# TASK
Copy the entries word for word. Keep the pictures out.

Saved data entries
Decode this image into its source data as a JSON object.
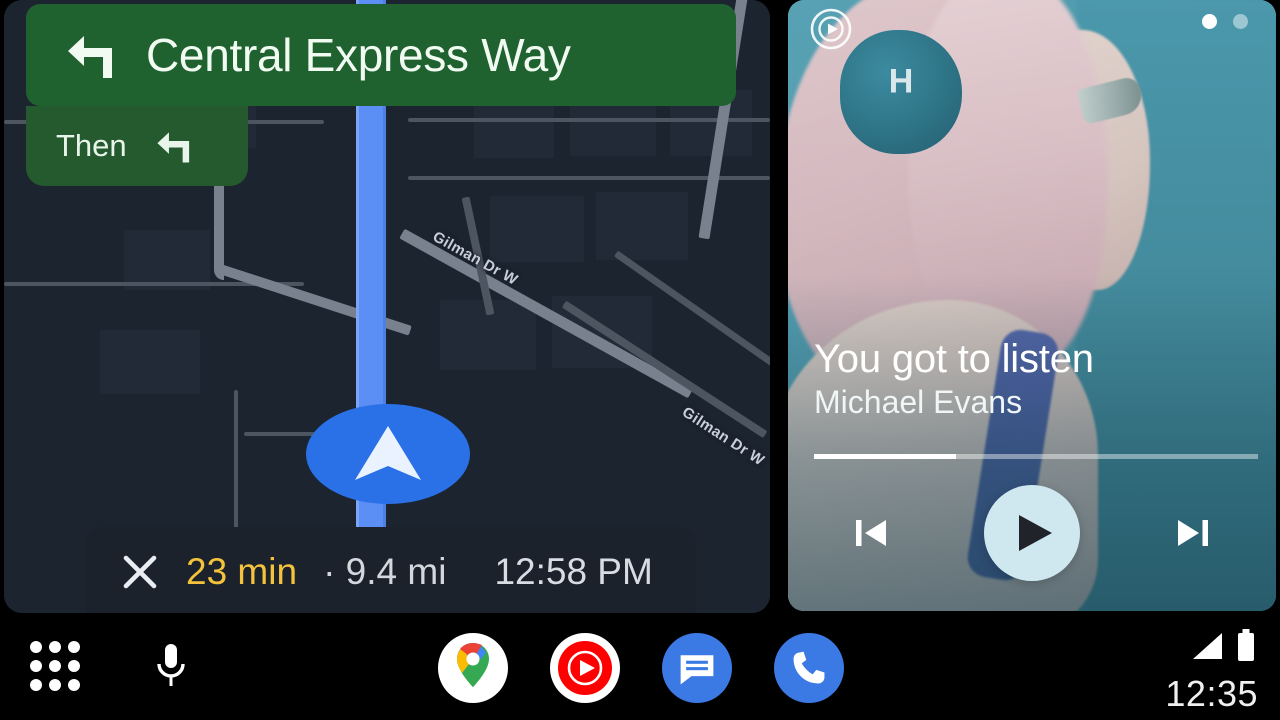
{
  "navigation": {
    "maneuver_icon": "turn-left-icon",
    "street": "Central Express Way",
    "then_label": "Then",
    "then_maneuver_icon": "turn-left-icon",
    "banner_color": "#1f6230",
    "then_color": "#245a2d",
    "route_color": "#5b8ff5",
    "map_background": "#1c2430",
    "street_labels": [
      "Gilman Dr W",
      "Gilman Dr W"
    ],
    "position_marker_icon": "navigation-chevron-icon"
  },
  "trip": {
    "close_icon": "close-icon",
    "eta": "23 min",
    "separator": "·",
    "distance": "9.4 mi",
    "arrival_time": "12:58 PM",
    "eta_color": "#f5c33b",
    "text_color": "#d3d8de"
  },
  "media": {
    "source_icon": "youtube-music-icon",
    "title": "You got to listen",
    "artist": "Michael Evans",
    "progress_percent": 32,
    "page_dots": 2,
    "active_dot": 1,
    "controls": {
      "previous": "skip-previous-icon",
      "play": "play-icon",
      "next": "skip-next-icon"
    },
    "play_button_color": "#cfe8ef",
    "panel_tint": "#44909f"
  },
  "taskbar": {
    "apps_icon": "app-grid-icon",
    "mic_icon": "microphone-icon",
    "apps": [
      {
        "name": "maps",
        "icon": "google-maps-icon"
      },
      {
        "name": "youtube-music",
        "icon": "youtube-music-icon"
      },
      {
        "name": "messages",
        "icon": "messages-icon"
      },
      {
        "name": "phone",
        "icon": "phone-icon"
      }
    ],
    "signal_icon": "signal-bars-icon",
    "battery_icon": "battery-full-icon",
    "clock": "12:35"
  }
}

# RESULT FOR THIS TASK
Decode this image into its source data as a JSON object.
{
  "navigation": {
    "maneuver_icon": "turn-left-icon",
    "street": "Central Express Way",
    "then_label": "Then",
    "then_maneuver_icon": "turn-left-icon",
    "banner_color": "#1f6230",
    "then_color": "#245a2d",
    "route_color": "#5b8ff5",
    "map_background": "#1c2430",
    "street_labels": [
      "Gilman Dr W",
      "Gilman Dr W"
    ],
    "position_marker_icon": "navigation-chevron-icon"
  },
  "trip": {
    "close_icon": "close-icon",
    "eta": "23 min",
    "separator": "·",
    "distance": "9.4 mi",
    "arrival_time": "12:58 PM",
    "eta_color": "#f5c33b",
    "text_color": "#d3d8de"
  },
  "media": {
    "source_icon": "youtube-music-icon",
    "title": "You got to listen",
    "artist": "Michael Evans",
    "progress_percent": 32,
    "page_dots": 2,
    "active_dot": 1,
    "controls": {
      "previous": "skip-previous-icon",
      "play": "play-icon",
      "next": "skip-next-icon"
    },
    "play_button_color": "#cfe8ef",
    "panel_tint": "#44909f"
  },
  "taskbar": {
    "apps_icon": "app-grid-icon",
    "mic_icon": "microphone-icon",
    "apps": [
      {
        "name": "maps",
        "icon": "google-maps-icon"
      },
      {
        "name": "youtube-music",
        "icon": "youtube-music-icon"
      },
      {
        "name": "messages",
        "icon": "messages-icon"
      },
      {
        "name": "phone",
        "icon": "phone-icon"
      }
    ],
    "signal_icon": "signal-bars-icon",
    "battery_icon": "battery-full-icon",
    "clock": "12:35"
  }
}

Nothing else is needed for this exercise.